“If the idea here is to ensure that we operate on either a fully vaccinated or very highly vaccinated workforce, and because vaccination matters, as of now, aren’t a legally protected characteristic, I can’t see discrimination [issues], so I used to tell clients, ‘Why, yes, I think you can make vaccination a requirement to getting hired’.”
However, upon seeing MOM’s statement on the issue, Goh stopped answering employers with a clear ‘yes’. “There are good and legitimate reasons for employers wanting to impose vaccination as a condition of hire," Goh said. "Whether its existing workforce is fully vaccinated or not has very little to do with it. It was because of the FAQ that I had to pull back on my answers. I think that the answer maybe is that it’s not that clear.”
Is including vax requirement in job ads discriminatory?
Fellow panellist Hao Shuo, director of operations policy and planning, labour relations and workplaces division at MOM clarified the statement and explained how requiring new hires to be vaccinated can be discriminatory – thus, should be mulled over properly.
Hao Shuo explained that you can include the vaccination requirement if you’ve done all you can to urge existing employees to get their shots. “If you have already done everything you can to redeploy everyone who is unvaccinated away from a particular job that is high risk [and] high contact, then we shouldn’t force the employer to take in someone who is unvaccinated,” he said.
However, imposing vaccinations on recruits can be an unfair practice if you haven’t enforced the same treatment to current staffers. “On the other hand, if your company is very lax in your treatment of all employees – [they] can be vaccinated or unvaccinated – but somehow you only impose this requirement for new hires, we thought then it's a bit of a harsher treatment on new hires.”
MOM’s statement should thus be used as a guiding principle for employers when deciding their recruitment processes as well as fair management of the entire workforce. It was also a result of discussions held between representatives from both the government and business leaders, including NTUC and the Singapore National Employers Federation (SNEF).
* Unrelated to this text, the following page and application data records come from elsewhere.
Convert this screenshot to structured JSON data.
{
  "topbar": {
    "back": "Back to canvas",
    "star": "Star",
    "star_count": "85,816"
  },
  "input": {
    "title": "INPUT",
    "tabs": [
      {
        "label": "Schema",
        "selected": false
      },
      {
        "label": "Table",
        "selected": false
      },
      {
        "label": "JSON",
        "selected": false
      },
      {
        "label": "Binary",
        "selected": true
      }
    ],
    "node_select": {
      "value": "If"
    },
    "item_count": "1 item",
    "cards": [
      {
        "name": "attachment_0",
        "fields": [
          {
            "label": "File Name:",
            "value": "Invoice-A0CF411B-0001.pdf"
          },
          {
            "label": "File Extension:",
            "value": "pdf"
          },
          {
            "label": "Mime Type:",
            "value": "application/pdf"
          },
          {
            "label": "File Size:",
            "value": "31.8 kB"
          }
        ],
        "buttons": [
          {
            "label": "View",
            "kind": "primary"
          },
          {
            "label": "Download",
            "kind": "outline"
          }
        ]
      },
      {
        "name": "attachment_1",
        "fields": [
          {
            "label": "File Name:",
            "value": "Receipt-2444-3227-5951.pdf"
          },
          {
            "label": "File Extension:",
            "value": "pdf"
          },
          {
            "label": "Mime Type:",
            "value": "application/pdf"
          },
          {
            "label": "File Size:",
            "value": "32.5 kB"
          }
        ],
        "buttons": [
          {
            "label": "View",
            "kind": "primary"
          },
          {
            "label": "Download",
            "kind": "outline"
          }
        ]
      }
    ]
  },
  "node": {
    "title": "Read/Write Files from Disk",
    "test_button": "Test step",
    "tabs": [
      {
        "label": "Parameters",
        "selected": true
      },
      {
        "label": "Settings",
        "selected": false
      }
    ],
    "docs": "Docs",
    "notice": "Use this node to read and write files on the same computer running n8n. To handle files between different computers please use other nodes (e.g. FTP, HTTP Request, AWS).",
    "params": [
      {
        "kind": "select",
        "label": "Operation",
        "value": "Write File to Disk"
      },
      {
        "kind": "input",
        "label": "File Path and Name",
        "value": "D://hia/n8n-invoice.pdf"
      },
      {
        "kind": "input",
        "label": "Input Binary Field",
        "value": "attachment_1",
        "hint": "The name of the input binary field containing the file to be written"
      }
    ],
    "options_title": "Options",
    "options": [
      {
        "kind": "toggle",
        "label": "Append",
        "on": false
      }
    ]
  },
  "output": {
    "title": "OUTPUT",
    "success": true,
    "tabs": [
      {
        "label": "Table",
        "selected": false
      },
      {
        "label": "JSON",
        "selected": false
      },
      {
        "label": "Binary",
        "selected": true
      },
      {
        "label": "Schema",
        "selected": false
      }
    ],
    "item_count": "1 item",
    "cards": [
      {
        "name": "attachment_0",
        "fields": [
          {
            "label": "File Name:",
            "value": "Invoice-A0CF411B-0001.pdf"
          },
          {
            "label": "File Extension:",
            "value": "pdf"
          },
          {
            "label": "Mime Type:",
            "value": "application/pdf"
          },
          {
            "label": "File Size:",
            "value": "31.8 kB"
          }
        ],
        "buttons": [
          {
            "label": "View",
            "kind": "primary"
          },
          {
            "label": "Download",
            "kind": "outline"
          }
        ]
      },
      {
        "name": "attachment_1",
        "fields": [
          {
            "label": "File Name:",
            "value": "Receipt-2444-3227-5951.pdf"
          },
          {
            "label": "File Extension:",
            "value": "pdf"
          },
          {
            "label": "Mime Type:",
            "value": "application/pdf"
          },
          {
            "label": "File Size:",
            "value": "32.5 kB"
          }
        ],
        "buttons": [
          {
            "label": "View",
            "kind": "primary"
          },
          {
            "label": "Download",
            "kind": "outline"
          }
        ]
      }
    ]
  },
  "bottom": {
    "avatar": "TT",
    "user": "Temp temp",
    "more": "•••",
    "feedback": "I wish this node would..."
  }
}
Sim Gim Guan, executive director at SNEF added a simple reminder for employers as they manage vaccination-related issues at work. “The general guidance is that you must be able to substantiate why you make such a decision,” Sim said. “If all your employees in the current role are vaccinated, and you have intentionally made that so by redeploying all other unvaccinated staff into other roles, then that is a clear demonstration to both TAFEP and MOM as to why this role requires your [new] employees to be vaccinated.”